(Stored items)

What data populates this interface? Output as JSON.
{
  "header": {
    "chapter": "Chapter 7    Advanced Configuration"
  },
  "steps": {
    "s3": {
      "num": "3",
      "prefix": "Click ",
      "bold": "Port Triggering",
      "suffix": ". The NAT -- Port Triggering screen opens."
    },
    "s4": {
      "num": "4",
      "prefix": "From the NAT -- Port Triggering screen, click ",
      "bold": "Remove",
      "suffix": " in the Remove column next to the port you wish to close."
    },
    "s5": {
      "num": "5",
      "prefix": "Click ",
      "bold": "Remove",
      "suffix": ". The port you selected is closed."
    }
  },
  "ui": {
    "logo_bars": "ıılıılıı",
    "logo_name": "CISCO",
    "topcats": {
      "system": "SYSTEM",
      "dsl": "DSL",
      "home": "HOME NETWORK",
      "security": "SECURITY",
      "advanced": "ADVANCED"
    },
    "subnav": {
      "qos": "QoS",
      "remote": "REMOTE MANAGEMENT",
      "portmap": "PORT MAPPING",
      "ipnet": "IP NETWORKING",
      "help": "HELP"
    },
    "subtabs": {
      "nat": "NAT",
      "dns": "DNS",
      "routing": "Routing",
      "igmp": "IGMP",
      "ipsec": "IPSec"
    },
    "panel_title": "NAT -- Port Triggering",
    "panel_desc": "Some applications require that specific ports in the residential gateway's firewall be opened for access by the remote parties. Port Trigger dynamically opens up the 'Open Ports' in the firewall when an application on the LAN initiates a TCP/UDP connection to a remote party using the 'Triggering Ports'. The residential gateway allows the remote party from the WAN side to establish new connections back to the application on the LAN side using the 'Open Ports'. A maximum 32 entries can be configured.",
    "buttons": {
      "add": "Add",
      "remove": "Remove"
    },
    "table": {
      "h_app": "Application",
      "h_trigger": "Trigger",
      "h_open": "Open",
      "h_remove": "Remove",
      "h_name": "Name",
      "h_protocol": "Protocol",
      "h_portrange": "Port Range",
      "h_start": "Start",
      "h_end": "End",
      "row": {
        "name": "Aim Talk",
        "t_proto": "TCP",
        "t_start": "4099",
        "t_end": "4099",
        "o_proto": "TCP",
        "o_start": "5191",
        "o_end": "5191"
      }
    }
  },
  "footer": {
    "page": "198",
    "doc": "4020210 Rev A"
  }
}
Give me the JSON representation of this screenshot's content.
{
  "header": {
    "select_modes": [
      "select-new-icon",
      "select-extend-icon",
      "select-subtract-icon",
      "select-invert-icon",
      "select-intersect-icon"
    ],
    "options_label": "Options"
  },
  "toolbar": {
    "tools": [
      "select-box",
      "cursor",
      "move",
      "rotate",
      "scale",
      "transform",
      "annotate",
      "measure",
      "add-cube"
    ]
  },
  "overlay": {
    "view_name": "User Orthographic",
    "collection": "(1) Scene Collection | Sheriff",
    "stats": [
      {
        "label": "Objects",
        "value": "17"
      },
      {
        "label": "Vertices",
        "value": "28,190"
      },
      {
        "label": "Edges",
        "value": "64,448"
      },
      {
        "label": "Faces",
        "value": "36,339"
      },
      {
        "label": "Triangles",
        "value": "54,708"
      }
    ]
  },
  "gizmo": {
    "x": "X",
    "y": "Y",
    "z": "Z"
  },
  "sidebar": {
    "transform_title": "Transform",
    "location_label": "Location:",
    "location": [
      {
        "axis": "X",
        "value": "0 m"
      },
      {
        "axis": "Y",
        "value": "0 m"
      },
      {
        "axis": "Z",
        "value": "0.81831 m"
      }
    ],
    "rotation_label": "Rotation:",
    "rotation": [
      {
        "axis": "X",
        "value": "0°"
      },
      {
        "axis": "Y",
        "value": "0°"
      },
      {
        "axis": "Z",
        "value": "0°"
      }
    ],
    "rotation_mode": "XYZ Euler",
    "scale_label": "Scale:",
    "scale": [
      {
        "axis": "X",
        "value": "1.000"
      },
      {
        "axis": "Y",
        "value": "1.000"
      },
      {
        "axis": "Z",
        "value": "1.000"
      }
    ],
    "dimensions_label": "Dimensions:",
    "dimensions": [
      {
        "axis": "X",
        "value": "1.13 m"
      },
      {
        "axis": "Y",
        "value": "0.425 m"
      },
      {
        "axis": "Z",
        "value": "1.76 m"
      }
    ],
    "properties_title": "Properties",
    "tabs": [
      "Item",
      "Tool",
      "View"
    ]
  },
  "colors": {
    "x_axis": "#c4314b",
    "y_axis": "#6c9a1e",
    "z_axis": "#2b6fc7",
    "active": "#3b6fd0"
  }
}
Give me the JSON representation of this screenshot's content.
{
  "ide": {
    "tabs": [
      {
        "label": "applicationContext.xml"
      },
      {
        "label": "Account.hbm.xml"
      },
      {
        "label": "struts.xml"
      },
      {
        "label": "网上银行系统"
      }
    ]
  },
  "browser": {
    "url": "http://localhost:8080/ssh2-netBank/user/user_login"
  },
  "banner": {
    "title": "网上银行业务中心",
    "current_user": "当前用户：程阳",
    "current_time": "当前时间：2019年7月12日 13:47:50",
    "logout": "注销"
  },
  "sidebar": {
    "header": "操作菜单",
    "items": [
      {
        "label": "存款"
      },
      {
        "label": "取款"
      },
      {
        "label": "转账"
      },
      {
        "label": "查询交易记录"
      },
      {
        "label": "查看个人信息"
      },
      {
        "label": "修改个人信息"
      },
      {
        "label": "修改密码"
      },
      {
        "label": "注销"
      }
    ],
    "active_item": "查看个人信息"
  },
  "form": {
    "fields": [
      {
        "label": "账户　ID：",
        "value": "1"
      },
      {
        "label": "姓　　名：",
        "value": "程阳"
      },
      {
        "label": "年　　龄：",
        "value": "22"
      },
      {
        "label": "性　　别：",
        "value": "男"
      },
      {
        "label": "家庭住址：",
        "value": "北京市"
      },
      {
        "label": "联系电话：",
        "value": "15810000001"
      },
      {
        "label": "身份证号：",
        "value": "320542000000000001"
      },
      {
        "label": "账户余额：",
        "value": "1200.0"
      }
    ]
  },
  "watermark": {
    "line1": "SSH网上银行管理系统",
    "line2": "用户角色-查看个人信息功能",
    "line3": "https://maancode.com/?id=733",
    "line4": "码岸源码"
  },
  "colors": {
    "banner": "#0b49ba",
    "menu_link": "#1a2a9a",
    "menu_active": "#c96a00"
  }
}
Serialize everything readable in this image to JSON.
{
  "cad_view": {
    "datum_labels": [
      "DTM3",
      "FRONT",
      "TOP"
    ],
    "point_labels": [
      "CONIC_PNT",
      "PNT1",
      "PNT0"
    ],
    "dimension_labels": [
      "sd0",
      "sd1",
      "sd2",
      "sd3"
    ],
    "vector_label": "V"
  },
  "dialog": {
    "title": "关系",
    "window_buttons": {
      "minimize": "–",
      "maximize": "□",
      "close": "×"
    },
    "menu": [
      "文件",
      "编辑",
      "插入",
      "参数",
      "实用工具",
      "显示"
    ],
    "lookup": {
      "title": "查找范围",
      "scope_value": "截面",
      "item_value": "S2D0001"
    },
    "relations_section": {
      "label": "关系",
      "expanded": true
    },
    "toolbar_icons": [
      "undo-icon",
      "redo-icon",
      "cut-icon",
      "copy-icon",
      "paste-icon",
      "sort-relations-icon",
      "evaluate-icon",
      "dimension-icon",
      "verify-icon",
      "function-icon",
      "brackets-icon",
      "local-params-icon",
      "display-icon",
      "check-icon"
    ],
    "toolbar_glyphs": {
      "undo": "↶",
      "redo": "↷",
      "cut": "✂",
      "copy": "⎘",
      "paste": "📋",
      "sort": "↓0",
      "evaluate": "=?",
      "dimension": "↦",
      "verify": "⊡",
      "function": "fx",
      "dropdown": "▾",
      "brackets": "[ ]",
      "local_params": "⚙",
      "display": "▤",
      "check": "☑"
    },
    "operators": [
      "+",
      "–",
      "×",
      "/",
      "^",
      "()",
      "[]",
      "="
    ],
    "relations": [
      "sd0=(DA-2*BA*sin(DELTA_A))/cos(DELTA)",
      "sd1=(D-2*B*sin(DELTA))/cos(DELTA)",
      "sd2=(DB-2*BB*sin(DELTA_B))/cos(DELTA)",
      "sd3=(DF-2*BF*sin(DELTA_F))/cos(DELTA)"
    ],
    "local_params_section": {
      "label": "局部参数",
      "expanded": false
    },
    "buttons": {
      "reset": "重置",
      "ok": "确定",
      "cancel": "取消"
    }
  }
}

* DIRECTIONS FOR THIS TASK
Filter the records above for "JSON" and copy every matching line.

* ANSWER TO THIS PROBLEM
What data populates this interface? Output as JSON.
Give me the JSON representation of this screenshot's content.
Give me the JSON representation of this screenshot's content.
Serialize everything readable in this image to JSON.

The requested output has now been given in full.